Locke’s political philosophy is compared and contrasted with Thomas Hobbes’ Leviathan. The motivation in both cases is self-preservation with Hobbes arguing the need of an absolute monarch to prevent the war of “all against all” inherent in anarchy while Locke argues that the protection of life, liberty, and property can be achieve by a parliamentary process that protects, not violates, one’s rights.
Leo Strauss and C. B. Macpherson stress the continuity of thought. In their view Locke and Hobbes describe an atomistic man largely driven by a hedonistic materialistic acquisitiveness. Strauss’ Locke is little more than Hobbes in “sheep’s clothing.” C. B. Macpherson argued in his Political Theory of Possessive Individualism that Locke sets the stage for unlimited acquisition and appropriation of property by the powerful creating gross inequality. Government is the protector of interests of capitalists while the “labouring class [are] not considered to have an interest.”
Unlike Macpherson, James Tully finds no evidence that Locke specifically advocates capitalism. In his A Discourse on Property, Tully describes Locke’s view of man as a social dependent, with Christian sensibilities, and a God-given duty to care for others. Property, in Tully’s explanation of Locke, belong to the community as the public commons but becomes “private” so long as the property owner, or more correctly the “custodian,” serves the community. Zuckert believes Tully is reading into Locke rights and duties that just aren’t there. Huyler finds that Locke explicitly condemned government privileges for rich, contrary to Macpherson’s pro-capitalism critique, but also rejected subsidies to aid the poor, in contrast to Tully’s social justice apologetics.
The Cambridge School of political thought, led principally by Quentin Skinner, J. G. A. Pocock, Richard Ashcraft, and Peter Laslett, uses a historical methodology to situate Locke in the political context of his times. But they also restrict his importance to those times. Ashcraft’s Locke takes the side of the burgeoning merchant class against the aristocracy. Neal Wood puts Locke on the side of the agrarian interests, not the manufacturing bourgeoisie.
Jerome Huyler and Michael. P. Zuckert approach Locke in the broader context of his oeuvre and historical influence.
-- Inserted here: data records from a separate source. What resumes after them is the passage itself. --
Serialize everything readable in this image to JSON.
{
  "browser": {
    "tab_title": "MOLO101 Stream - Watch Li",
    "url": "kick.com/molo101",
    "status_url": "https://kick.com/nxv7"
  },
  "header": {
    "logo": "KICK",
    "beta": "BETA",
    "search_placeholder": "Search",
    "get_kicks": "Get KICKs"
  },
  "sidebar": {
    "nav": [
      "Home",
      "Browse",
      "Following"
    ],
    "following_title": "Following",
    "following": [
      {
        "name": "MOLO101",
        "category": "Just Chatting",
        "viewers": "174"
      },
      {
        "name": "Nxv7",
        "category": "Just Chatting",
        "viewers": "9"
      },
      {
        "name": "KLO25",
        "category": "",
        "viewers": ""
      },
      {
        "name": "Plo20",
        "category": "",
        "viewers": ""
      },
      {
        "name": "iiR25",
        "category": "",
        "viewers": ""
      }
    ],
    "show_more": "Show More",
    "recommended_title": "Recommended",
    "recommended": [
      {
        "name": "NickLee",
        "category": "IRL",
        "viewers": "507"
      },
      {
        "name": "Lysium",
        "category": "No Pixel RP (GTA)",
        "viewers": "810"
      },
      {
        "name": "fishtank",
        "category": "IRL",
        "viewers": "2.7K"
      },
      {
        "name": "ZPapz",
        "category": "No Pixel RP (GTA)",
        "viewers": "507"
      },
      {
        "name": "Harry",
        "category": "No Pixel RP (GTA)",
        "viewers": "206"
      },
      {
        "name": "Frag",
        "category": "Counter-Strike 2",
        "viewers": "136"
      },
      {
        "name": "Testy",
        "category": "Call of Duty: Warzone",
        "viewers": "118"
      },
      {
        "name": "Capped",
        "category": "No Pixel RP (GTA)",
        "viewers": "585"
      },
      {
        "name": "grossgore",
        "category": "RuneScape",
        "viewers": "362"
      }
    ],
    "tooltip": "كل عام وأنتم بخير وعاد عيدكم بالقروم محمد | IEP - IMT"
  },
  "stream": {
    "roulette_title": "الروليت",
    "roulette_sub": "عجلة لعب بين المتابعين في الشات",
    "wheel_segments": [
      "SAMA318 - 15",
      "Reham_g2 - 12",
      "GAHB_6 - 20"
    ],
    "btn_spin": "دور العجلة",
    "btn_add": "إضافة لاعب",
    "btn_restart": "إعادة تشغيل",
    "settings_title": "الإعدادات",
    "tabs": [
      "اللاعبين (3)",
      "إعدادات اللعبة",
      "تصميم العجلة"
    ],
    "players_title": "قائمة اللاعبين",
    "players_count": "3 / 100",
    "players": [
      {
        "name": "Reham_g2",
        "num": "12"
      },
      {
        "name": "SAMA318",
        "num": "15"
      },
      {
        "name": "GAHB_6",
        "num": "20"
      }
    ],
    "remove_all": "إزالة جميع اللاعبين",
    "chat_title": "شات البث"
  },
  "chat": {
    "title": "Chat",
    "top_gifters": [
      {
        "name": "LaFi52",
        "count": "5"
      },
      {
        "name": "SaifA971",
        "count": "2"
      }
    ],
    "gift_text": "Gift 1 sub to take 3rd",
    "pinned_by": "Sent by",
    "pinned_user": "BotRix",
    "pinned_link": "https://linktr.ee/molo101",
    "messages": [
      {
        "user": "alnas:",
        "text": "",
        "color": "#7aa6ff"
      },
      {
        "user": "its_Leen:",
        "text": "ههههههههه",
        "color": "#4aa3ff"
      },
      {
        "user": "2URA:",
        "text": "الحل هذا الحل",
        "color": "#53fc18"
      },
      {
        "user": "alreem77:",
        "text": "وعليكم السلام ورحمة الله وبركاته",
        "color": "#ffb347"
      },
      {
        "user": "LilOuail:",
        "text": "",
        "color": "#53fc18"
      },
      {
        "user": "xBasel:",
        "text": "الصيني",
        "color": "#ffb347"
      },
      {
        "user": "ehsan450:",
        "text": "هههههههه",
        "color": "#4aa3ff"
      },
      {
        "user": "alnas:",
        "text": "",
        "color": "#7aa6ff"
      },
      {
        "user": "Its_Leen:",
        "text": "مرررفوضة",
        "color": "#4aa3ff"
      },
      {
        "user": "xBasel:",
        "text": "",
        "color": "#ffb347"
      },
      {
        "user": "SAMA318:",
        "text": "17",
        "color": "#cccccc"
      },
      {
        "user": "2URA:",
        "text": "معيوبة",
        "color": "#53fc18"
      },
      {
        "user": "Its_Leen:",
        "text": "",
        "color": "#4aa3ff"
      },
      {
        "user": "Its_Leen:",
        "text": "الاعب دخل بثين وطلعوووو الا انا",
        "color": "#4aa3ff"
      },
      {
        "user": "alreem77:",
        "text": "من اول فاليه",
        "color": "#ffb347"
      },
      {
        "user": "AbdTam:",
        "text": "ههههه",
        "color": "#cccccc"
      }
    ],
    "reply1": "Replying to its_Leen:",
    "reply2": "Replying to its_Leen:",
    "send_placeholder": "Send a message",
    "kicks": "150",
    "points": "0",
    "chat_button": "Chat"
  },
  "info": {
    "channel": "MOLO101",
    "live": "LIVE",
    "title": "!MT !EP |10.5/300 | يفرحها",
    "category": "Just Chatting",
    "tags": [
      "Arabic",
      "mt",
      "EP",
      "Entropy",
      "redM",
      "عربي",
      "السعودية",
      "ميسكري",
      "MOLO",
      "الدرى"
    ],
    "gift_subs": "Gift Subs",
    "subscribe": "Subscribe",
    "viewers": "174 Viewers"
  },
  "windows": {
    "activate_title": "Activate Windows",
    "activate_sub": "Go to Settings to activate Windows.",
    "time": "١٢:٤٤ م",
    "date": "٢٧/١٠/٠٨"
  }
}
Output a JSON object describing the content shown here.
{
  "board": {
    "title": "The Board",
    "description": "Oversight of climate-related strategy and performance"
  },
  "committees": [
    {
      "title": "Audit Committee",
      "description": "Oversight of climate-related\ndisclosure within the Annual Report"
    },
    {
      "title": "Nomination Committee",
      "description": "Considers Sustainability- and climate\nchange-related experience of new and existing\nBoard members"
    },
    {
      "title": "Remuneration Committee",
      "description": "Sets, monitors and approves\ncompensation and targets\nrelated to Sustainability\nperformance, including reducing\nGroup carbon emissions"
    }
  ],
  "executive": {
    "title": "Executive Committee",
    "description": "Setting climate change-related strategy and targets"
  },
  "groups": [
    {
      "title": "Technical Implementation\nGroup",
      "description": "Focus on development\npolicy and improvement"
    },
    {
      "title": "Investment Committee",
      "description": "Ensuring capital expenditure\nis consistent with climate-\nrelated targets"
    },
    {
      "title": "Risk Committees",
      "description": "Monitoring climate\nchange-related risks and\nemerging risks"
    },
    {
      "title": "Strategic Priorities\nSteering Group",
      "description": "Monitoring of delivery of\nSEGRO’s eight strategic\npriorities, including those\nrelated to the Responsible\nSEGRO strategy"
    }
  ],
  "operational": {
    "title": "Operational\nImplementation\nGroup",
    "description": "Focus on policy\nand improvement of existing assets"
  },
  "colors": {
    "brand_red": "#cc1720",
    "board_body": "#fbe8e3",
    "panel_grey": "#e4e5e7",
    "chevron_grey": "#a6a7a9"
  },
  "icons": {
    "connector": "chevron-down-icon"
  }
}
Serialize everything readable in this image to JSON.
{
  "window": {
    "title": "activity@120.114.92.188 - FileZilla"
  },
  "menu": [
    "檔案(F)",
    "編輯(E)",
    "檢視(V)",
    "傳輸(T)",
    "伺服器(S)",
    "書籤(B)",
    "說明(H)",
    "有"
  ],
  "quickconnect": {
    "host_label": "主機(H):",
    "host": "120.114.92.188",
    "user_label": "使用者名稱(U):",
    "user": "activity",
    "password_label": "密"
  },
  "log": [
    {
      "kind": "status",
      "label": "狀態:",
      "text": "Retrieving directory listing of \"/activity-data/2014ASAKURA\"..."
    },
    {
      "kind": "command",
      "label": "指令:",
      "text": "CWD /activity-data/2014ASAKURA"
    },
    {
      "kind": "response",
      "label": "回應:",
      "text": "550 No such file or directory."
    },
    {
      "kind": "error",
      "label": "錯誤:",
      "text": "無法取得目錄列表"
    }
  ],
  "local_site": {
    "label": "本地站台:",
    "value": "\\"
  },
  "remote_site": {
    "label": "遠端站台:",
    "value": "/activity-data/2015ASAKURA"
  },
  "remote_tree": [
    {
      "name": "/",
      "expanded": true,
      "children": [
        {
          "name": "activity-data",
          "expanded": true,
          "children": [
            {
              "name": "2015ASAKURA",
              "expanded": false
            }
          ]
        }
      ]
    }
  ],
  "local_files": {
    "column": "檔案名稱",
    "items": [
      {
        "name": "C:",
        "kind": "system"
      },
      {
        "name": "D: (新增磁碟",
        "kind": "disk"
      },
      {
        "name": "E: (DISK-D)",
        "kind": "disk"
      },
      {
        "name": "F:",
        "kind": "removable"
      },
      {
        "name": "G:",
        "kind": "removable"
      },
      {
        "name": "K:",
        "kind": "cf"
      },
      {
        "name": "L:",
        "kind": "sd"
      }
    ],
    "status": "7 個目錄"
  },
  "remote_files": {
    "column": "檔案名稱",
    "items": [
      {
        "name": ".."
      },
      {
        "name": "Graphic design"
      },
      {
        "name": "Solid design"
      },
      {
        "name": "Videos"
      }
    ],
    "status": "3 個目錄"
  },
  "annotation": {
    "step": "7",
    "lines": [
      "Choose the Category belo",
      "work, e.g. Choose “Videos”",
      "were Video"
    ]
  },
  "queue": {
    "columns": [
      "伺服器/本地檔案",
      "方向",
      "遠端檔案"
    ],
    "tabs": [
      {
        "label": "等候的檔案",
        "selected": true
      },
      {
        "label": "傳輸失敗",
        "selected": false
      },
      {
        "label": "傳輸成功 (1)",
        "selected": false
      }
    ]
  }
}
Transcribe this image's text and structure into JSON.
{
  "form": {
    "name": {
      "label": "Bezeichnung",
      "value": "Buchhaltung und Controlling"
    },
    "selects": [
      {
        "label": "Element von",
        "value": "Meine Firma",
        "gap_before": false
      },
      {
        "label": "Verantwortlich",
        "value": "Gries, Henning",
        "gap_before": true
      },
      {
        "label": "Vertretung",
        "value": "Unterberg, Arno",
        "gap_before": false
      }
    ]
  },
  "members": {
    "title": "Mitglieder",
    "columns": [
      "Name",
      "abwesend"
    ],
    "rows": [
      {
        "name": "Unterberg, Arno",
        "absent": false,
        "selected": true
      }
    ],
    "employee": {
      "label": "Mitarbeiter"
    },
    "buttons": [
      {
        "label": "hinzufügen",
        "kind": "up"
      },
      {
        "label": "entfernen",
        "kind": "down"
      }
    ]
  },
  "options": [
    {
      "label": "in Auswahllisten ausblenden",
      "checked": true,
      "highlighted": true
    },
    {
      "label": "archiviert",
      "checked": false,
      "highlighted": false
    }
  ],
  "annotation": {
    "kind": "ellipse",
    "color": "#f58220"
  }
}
Locke is situated within changing religious, philosophical, scientific, and political dimensions of 17th century England. Objecting to the use of the contemporary concept of economic man to describe Locke’s view of human nature, Huyler emphases the “virtue of industriousness” of Locke’s Protestant England. Productive work is man’s earthly function or calling, ordained by God and required by self-preservation. The government’s protection of property rights insures that the results of industry, i.e. “fruits of one’s labor,” are secure. Locke’s prohibition of ill-gotten gains, whether for well-connected gentry or the profligate, is not a lack of Locke’s foresight to the problems in the latter stages of liberalism but an application of equal protection of the law to every individual.
Richard Pipes argues that Locke holds a labor theory of value that leads to the socialist critique that those not engaging in physical labor exploit wage earners. Huyler, relying on Locke’s Essays on the Law of Nature shows that reason is the most fundamental virtue, underwrites all productive virtue, and leads to human flourishing or happiness in an Aristotelean sense.